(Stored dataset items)
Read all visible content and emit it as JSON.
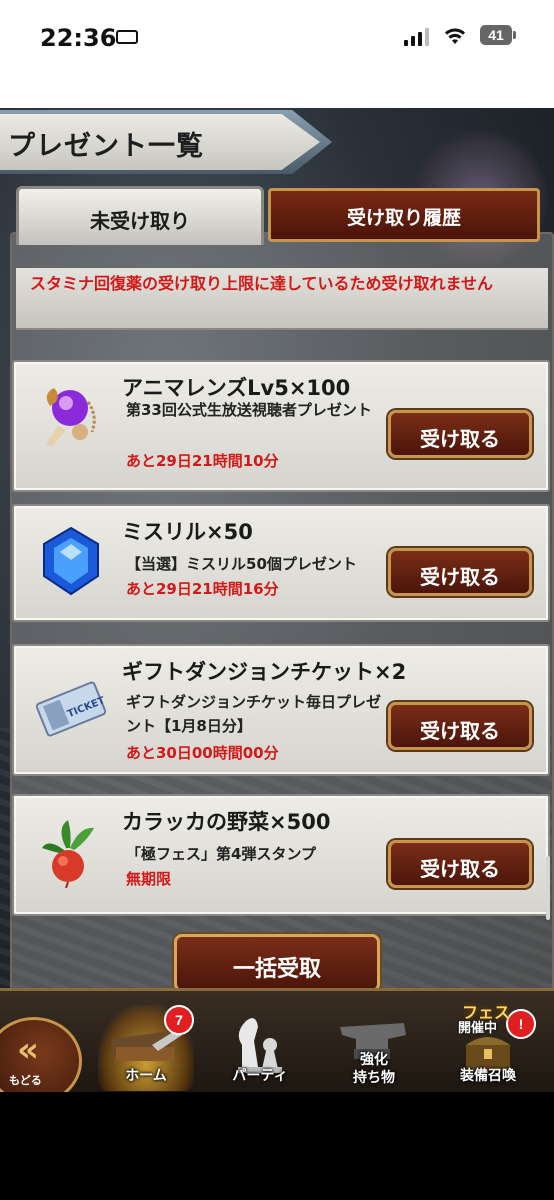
{
  "status_bar": {
    "time": "22:36",
    "battery": "41"
  },
  "screen": {
    "title": "プレゼント一覧"
  },
  "tabs": {
    "active": "未受け取り",
    "inactive": "受け取り履歴"
  },
  "notice": "スタミナ回復薬の受け取り上限に達しているため受け取れません",
  "items": [
    {
      "name": "アニマレンズLv5×100",
      "desc": "第33回公式生放送視聴者プレゼント",
      "time": "あと29日21時間10分",
      "button": "受け取る",
      "icon": "anima-lens-icon"
    },
    {
      "name": "ミスリル×50",
      "desc": "【当選】ミスリル50個プレゼント",
      "time": "あと29日21時間16分",
      "button": "受け取る",
      "icon": "mythril-icon"
    },
    {
      "name": "ギフトダンジョンチケット×2",
      "desc": "ギフトダンジョンチケット毎日プレゼント【1月8日分】",
      "time": "あと30日00時間00分",
      "button": "受け取る",
      "icon": "ticket-icon"
    },
    {
      "name": "カラッカの野菜×500",
      "desc": "「極フェス」第4弾スタンプ",
      "time": "無期限",
      "button": "受け取る",
      "icon": "vegetable-icon"
    }
  ],
  "bulk_button": "一括受取",
  "nav": {
    "back": "もどる",
    "home": "ホーム",
    "home_badge": "7",
    "party": "パーティ",
    "enhance_line1": "強化",
    "enhance_line2": "持ち物",
    "summon": "装備召喚",
    "summon_badge": "!",
    "fes_line1": "フェス",
    "fes_line2": "開催中"
  },
  "colors": {
    "accent_red": "#d41818",
    "button_brown": "#5a1a0c",
    "gold_border": "#c8944a"
  }
}
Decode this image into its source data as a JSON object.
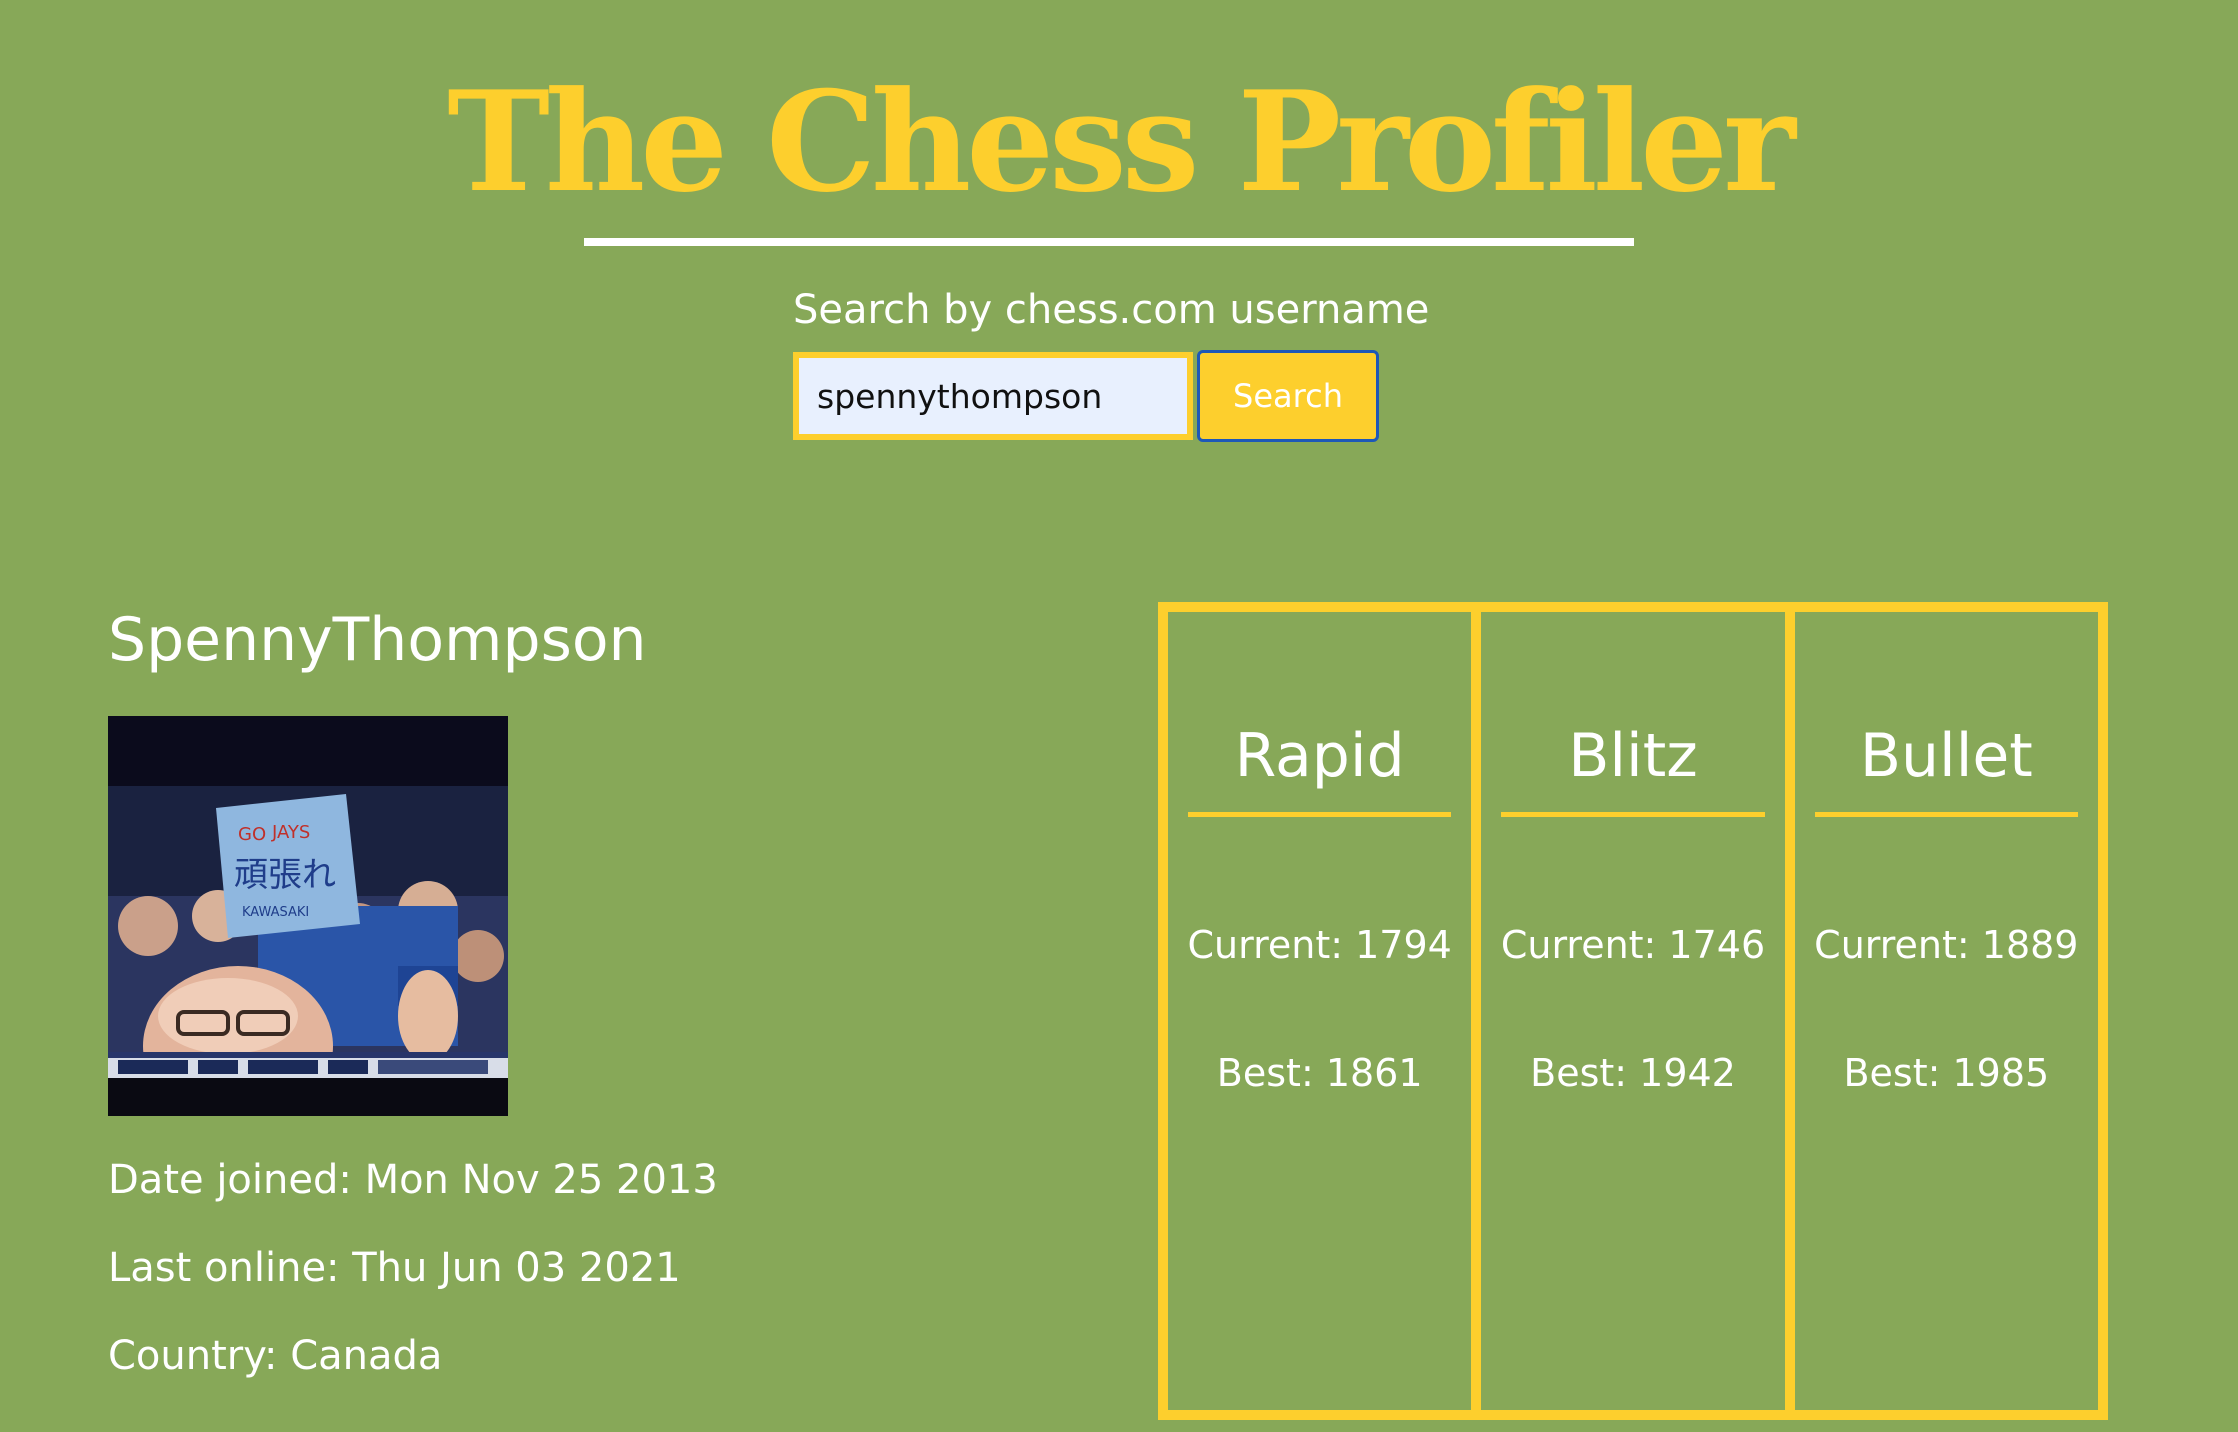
{
  "header": {
    "title": "The Chess Profiler"
  },
  "search": {
    "label": "Search by chess.com username",
    "value": "spennythompson",
    "button_label": "Search"
  },
  "profile": {
    "username": "SpennyThompson",
    "date_joined": "Date joined: Mon Nov 25 2013",
    "last_online": "Last online: Thu Jun 03 2021",
    "country": "Country: Canada"
  },
  "ratings": [
    {
      "title": "Rapid",
      "current": "Current: 1794",
      "best": "Best: 1861"
    },
    {
      "title": "Blitz",
      "current": "Current: 1746",
      "best": "Best: 1942"
    },
    {
      "title": "Bullet",
      "current": "Current: 1889",
      "best": "Best: 1985"
    }
  ],
  "colors": {
    "background": "#87a858",
    "accent": "#fdcf2d",
    "text": "#ffffff",
    "input_background": "#e8f0fe",
    "button_border": "#1d58b8"
  }
}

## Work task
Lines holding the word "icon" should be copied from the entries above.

## Answer box
      "icon": "anima-lens-icon"
      "icon": "mythril-icon"
      "icon": "ticket-icon"
      "icon": "vegetable-icon"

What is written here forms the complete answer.